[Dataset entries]
========================
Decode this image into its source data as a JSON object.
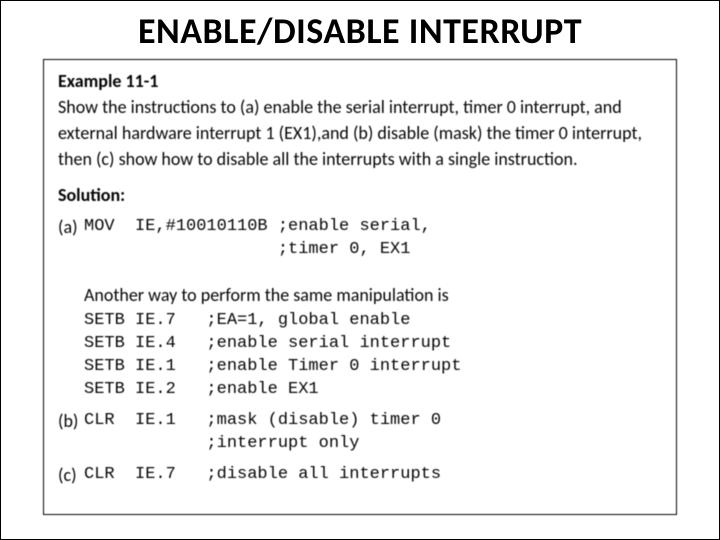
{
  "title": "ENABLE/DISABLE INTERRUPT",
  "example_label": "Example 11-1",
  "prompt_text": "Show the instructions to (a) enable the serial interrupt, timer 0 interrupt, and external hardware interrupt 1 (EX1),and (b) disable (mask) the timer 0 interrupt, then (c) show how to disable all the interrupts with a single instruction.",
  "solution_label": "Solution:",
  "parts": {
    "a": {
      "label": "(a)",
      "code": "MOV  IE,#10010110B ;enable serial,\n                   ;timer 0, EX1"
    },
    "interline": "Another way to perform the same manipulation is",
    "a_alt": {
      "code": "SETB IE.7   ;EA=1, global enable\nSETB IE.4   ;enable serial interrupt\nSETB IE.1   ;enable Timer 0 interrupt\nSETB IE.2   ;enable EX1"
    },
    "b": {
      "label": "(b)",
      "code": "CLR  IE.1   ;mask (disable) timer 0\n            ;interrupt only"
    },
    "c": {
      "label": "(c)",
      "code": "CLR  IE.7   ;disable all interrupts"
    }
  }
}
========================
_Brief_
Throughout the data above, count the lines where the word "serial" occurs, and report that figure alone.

_Task response_
3